What you will do.
Pictures excluded, retype the lines from the one containing "Convert this screenshot" through the last line of the data below, both included.

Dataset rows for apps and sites
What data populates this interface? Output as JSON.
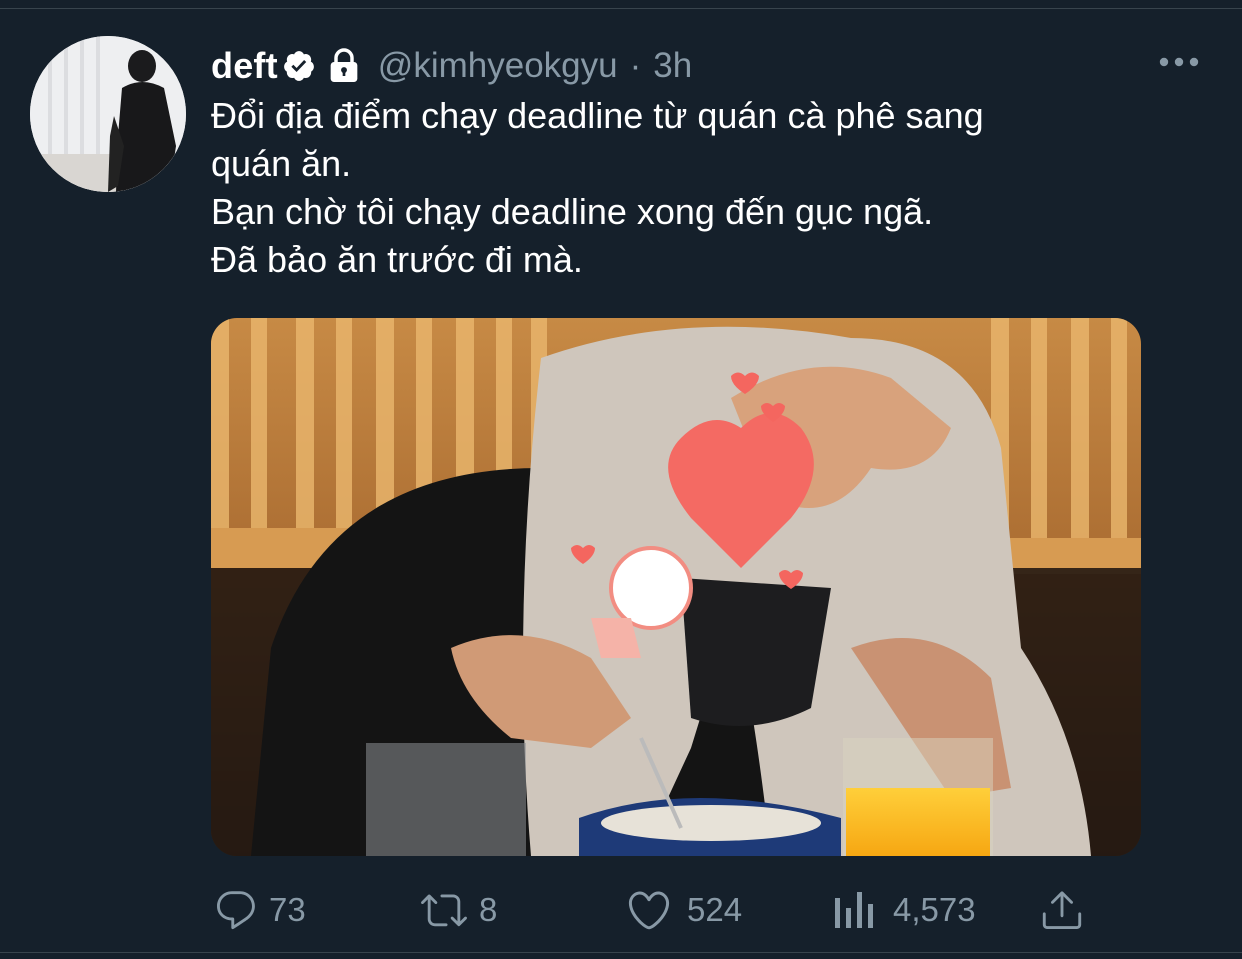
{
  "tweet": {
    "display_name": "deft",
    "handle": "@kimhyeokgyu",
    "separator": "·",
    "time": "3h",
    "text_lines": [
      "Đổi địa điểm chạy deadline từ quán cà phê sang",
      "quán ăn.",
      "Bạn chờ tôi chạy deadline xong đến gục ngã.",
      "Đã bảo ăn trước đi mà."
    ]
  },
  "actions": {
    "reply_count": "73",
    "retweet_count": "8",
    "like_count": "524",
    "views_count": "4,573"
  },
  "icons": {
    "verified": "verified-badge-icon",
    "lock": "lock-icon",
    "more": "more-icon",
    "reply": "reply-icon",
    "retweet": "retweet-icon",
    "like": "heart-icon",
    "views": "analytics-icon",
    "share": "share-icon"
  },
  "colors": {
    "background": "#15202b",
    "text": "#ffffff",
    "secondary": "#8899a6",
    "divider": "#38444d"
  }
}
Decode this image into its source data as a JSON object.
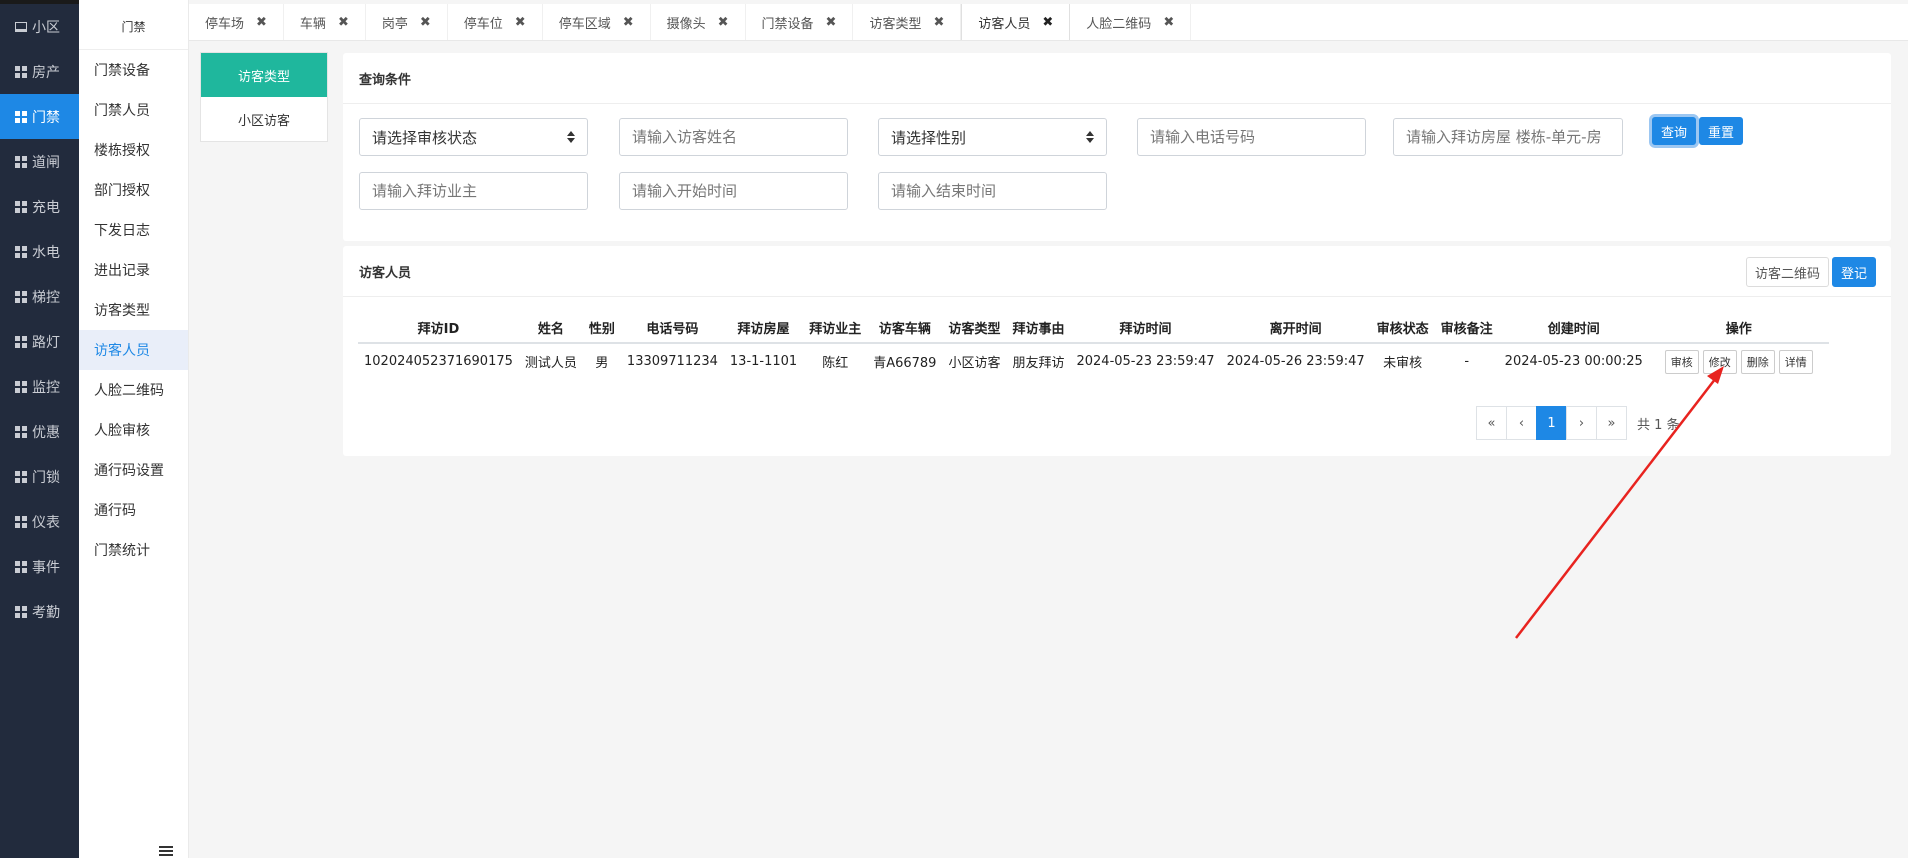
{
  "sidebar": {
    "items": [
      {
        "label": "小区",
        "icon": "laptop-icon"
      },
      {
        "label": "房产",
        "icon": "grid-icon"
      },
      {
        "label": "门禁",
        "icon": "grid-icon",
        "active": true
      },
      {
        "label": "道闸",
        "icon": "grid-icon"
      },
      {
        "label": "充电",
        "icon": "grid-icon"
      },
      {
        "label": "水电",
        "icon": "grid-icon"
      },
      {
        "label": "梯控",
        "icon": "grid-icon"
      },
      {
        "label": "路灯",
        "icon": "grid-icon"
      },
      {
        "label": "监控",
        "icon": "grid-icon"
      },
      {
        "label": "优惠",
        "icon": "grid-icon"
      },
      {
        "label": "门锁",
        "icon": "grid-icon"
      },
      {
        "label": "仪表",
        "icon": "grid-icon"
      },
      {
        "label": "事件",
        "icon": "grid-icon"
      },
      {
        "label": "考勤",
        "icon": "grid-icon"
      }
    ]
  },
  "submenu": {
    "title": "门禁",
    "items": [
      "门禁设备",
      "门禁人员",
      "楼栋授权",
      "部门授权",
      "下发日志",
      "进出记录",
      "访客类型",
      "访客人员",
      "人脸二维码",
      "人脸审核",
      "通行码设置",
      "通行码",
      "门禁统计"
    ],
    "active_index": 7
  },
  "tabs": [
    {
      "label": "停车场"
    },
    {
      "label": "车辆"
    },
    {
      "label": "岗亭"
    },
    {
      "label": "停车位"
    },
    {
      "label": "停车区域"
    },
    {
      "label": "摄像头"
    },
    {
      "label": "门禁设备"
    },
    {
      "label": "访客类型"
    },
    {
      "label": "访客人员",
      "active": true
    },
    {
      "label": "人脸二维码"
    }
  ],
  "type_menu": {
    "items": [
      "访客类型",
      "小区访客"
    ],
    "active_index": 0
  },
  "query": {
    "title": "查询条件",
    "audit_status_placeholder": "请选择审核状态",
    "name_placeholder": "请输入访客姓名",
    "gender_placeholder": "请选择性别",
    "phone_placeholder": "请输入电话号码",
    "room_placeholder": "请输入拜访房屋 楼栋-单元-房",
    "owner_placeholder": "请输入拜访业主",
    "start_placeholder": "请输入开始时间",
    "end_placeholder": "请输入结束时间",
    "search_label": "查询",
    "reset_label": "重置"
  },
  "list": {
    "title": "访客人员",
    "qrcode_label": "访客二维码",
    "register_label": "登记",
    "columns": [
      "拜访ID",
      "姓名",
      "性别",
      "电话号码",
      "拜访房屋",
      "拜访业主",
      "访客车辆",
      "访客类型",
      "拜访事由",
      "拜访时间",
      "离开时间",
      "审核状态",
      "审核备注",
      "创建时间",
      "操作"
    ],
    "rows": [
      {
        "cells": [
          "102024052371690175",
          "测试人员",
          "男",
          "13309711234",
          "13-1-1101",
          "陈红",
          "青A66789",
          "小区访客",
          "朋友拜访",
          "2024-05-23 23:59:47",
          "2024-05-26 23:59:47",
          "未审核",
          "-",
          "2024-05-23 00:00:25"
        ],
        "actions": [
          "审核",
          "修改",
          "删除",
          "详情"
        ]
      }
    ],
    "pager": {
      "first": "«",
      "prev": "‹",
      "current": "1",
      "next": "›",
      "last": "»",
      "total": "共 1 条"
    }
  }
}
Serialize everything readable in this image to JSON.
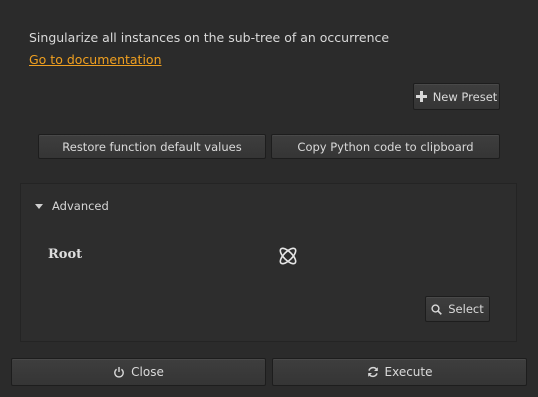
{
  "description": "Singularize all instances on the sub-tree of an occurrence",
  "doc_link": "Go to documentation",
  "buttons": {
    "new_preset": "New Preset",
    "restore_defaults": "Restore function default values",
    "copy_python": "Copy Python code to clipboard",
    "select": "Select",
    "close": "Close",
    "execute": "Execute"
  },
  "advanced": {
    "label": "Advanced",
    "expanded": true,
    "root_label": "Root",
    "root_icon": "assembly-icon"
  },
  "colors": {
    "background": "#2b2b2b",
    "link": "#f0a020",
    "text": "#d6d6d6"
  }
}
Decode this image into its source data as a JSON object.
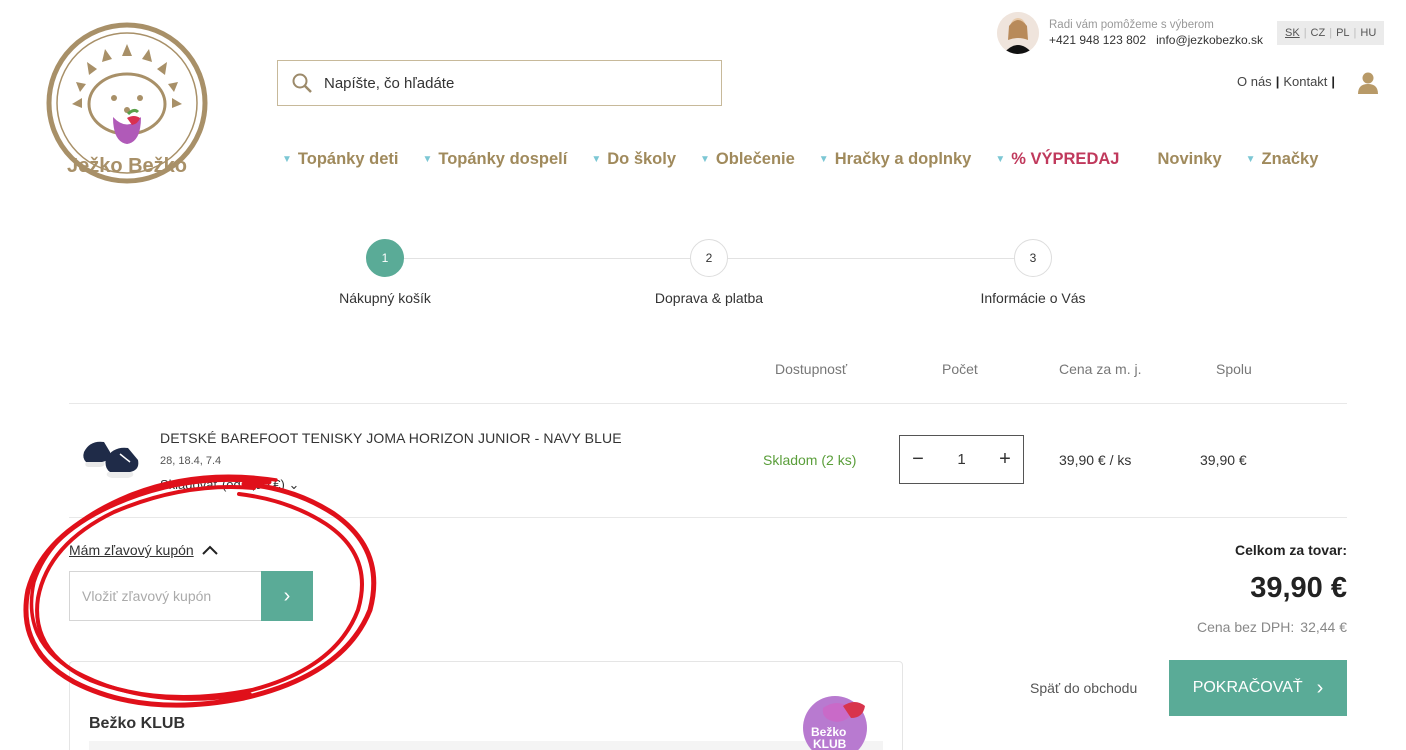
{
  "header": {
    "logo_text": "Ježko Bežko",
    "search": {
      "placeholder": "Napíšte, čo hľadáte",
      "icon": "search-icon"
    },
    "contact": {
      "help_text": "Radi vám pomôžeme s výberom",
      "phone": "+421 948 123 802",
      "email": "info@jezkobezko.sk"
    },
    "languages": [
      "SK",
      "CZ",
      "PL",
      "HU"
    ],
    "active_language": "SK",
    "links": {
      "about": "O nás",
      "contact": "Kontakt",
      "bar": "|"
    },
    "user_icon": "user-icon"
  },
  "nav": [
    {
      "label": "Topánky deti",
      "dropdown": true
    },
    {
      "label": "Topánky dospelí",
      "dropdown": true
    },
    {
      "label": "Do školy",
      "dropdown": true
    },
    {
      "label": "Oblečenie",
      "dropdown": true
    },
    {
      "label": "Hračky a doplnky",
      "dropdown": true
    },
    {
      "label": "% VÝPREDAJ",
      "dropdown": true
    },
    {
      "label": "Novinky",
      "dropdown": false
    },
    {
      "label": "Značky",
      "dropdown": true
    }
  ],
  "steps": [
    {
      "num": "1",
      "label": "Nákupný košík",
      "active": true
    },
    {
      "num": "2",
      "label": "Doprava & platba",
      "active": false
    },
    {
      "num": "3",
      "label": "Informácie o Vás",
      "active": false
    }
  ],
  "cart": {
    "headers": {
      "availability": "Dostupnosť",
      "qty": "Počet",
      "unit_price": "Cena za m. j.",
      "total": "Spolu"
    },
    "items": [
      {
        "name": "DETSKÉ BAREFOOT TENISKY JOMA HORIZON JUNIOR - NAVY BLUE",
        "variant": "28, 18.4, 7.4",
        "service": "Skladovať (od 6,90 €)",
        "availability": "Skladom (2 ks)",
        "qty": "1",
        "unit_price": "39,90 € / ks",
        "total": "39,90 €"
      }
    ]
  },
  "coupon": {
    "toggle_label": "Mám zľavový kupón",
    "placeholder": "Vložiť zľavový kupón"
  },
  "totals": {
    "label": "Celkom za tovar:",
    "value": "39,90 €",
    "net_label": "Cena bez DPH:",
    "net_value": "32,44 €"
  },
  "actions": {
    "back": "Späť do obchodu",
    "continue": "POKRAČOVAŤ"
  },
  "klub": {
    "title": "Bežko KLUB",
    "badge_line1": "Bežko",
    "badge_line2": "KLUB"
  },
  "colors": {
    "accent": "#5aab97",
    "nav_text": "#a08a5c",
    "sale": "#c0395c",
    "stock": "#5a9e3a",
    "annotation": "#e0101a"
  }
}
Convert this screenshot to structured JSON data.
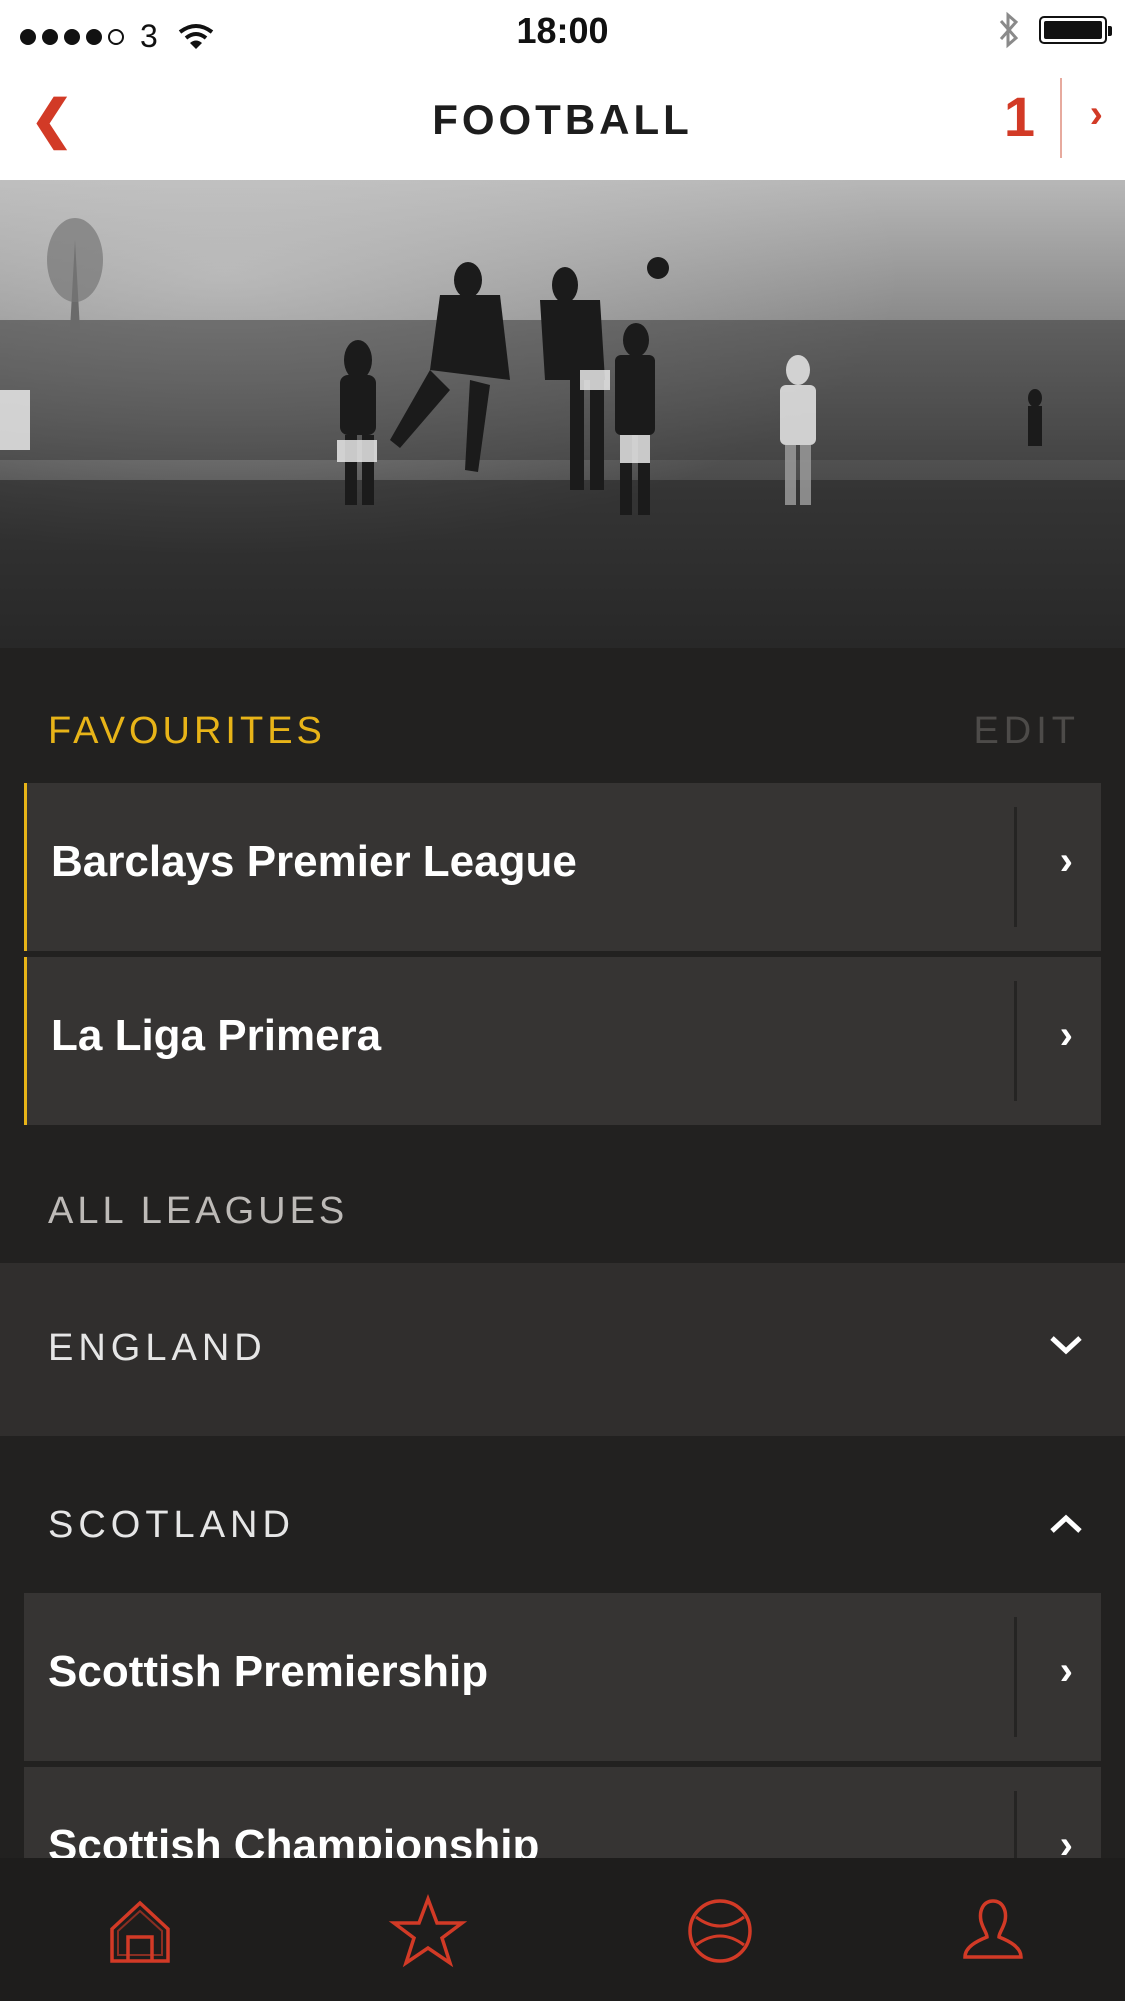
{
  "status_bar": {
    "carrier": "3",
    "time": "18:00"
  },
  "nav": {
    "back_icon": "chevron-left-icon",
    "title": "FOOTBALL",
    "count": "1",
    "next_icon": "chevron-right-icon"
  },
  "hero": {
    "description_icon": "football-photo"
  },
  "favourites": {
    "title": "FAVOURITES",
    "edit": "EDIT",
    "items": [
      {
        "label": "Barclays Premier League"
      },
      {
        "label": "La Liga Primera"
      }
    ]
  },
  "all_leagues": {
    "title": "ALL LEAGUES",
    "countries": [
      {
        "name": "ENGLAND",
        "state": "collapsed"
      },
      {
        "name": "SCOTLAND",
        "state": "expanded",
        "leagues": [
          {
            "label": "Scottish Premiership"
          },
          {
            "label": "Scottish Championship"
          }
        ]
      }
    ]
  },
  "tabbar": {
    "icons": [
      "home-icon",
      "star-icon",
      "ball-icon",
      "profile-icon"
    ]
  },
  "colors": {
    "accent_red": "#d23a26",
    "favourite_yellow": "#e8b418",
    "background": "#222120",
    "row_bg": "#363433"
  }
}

Answer to the exercise.
Convert this screenshot to structured JSON data.
{
  "status_bar": {
    "carrier": "3",
    "time": "18:00"
  },
  "nav": {
    "back_icon": "chevron-left-icon",
    "title": "FOOTBALL",
    "count": "1",
    "next_icon": "chevron-right-icon"
  },
  "hero": {
    "description_icon": "football-photo"
  },
  "favourites": {
    "title": "FAVOURITES",
    "edit": "EDIT",
    "items": [
      {
        "label": "Barclays Premier League"
      },
      {
        "label": "La Liga Primera"
      }
    ]
  },
  "all_leagues": {
    "title": "ALL LEAGUES",
    "countries": [
      {
        "name": "ENGLAND",
        "state": "collapsed"
      },
      {
        "name": "SCOTLAND",
        "state": "expanded",
        "leagues": [
          {
            "label": "Scottish Premiership"
          },
          {
            "label": "Scottish Championship"
          }
        ]
      }
    ]
  },
  "tabbar": {
    "icons": [
      "home-icon",
      "star-icon",
      "ball-icon",
      "profile-icon"
    ]
  },
  "colors": {
    "accent_red": "#d23a26",
    "favourite_yellow": "#e8b418",
    "background": "#222120",
    "row_bg": "#363433"
  }
}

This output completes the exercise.